Hearth remediation

Wherever possible, the inflammatory focus should be removed by surgery. For this is neurosurgery responsible.

However, this procedure is not always possible, e.g. B. if the focus is on a particularly important brain region (e.g. language center or brain stem ). Then only drug treatment (see below) is possible, which may then have to take longer.


After obtaining material for the microbiological examination (see above), treatment with antibiotics is necessary even if herd encephalitis is suspected . The treatment is initially carried out with a broad spectrum of activity (e.g. 3rd generation cephalosporin + staphylococcal penicillin). After determining the antibiogram, you can switch to targeted therapy (usually with a less broad spectrum).

In special cases, antibiotics are also administered intrathecally .

If an infection with fungi is suspected, an additional antifungal agent (e.g. amphotericin B) must be treated accordingly.

Treatment of the underlying disease

Depending on the starting point of the infection, the treatment of the underlying disease must not be missed. This primary focus must be surgically repaired immediately, especially in the case of a cerebral abscess spread from the ear or paranasal sinus. With endocarditis , for. B. the insertion of an artificial heart valve may be necessary. Other foci of pus (e.g. infected wounds, tooth root abscess, osteomyelitis, etc.) should be surgically cleaned up if possible.

Treatment of sepsis is usually only possible in an intensive care unit .

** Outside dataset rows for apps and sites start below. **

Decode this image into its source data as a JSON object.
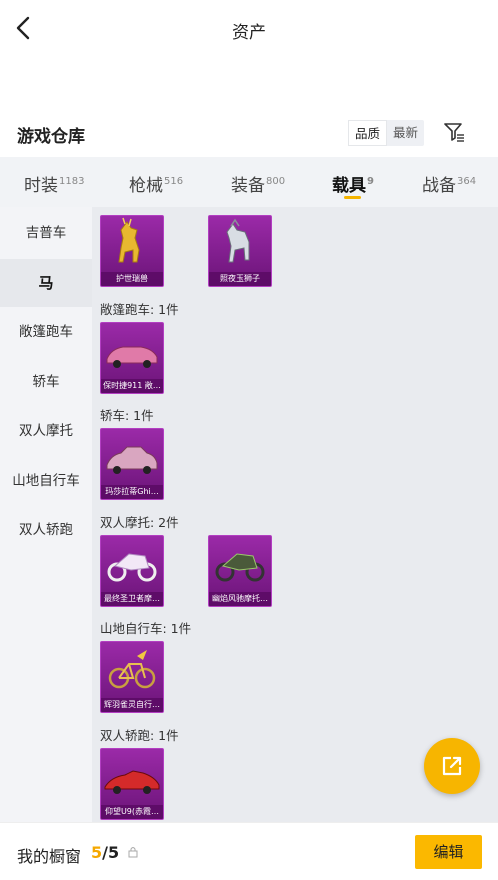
{
  "header": {
    "title": "资产"
  },
  "warehouse": {
    "title": "游戏仓库",
    "sort_options": [
      "品质",
      "最新"
    ]
  },
  "tabs": [
    {
      "label": "时装",
      "count": "1183"
    },
    {
      "label": "枪械",
      "count": "516"
    },
    {
      "label": "装备",
      "count": "800"
    },
    {
      "label": "载具",
      "count": "9"
    },
    {
      "label": "战备",
      "count": "364"
    }
  ],
  "sidebar": {
    "items": [
      {
        "label": "吉普车"
      },
      {
        "label": "马"
      },
      {
        "label": "敞篷跑车"
      },
      {
        "label": "轿车"
      },
      {
        "label": "双人摩托"
      },
      {
        "label": "山地自行车"
      },
      {
        "label": "双人轿跑"
      }
    ]
  },
  "sections": [
    {
      "label": "",
      "items": [
        {
          "name": "护世瑞兽",
          "icon": "golden-horse"
        },
        {
          "name": "照夜玉狮子",
          "icon": "silver-horse"
        }
      ]
    },
    {
      "label": "敞篷跑车: 1件",
      "items": [
        {
          "name": "保时捷911 敞…",
          "icon": "pink-convertible"
        }
      ]
    },
    {
      "label": "轿车: 1件",
      "items": [
        {
          "name": "玛莎拉蒂Ghi…",
          "icon": "pink-sedan"
        }
      ]
    },
    {
      "label": "双人摩托: 2件",
      "items": [
        {
          "name": "最终圣卫者摩…",
          "icon": "white-motorcycle"
        },
        {
          "name": "幽焰风驰摩托…",
          "icon": "green-motorcycle"
        }
      ]
    },
    {
      "label": "山地自行车: 1件",
      "items": [
        {
          "name": "辉羽雀灵自行…",
          "icon": "golden-bicycle"
        }
      ]
    },
    {
      "label": "双人轿跑: 1件",
      "items": [
        {
          "name": "仰望U9(赤霞…",
          "icon": "red-supercar"
        }
      ]
    }
  ],
  "footer": {
    "showcase_label": "我的橱窗",
    "showcase_current": "5",
    "showcase_total": "/5",
    "edit_label": "编辑"
  },
  "colors": {
    "accent": "#f5b400",
    "card": "#8e1f9c"
  }
}
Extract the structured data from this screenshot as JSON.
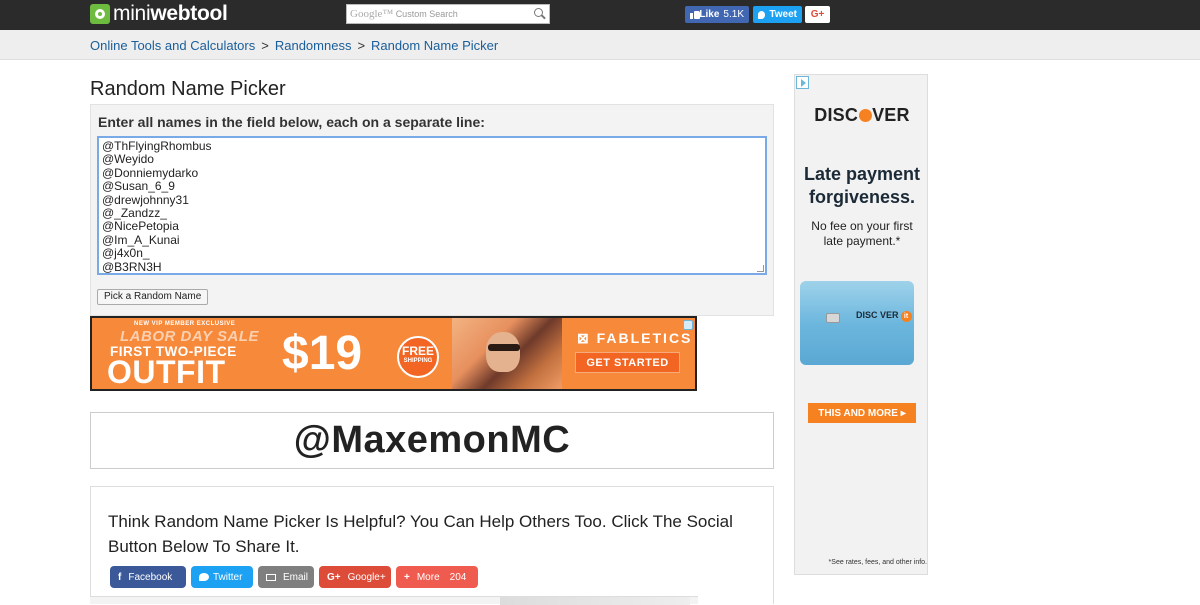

The most common complication is the mass with increased intracranial pressure . Neurosurgical interventions may be necessary again, in particular liquor drainage or, in individual cases, a craniectomy .

Further complications are inflammation of the vessel walls (vasculitis) and cerebral infarction, both from vascular occlusion and from bleeding.


The further development of the patient first depends on the patient's requirements:

However, these can hardly be influenced.

Medical care is also important:

  • Availability of specializations (radiology, neurology, neurosurgery, intensive therapy)
  • Availability of diagnostics (laboratory, computed tomography, microbiology)
  • early start of consistent treatment (antibiotics and surgery)

These factors can be influenced; admission to a suitable hospital can be decisive.


Web links

Commons : Brain Abscess  - Collection of Images, Videos and Audio Files

Individual evidence

  1. Alphabetical directory for the ICD-10-WHO version 2019, volume 3. German Institute for Medical Documentation and Information (DIMDI), Cologne, 2019, pp. 221 + 554
  2. ^ Marianne Abele-Horn: Antimicrobial Therapy. Decision support for the treatment and prophylaxis of infectious diseases. With the collaboration of Werner Heinz, Hartwig Klinker, Johann Schurz and August Stich, 2nd, revised and expanded edition. Peter Wiehl, Marburg 2009, ISBN 978-3-927219-14-4 , pp. 68-72 ( brain abscess ).
  3. Marianne Abele-Horn (2009), p. 69.
  4. Marianne Abele-Horn (2009), p. 72 ( intraventricular therapy ).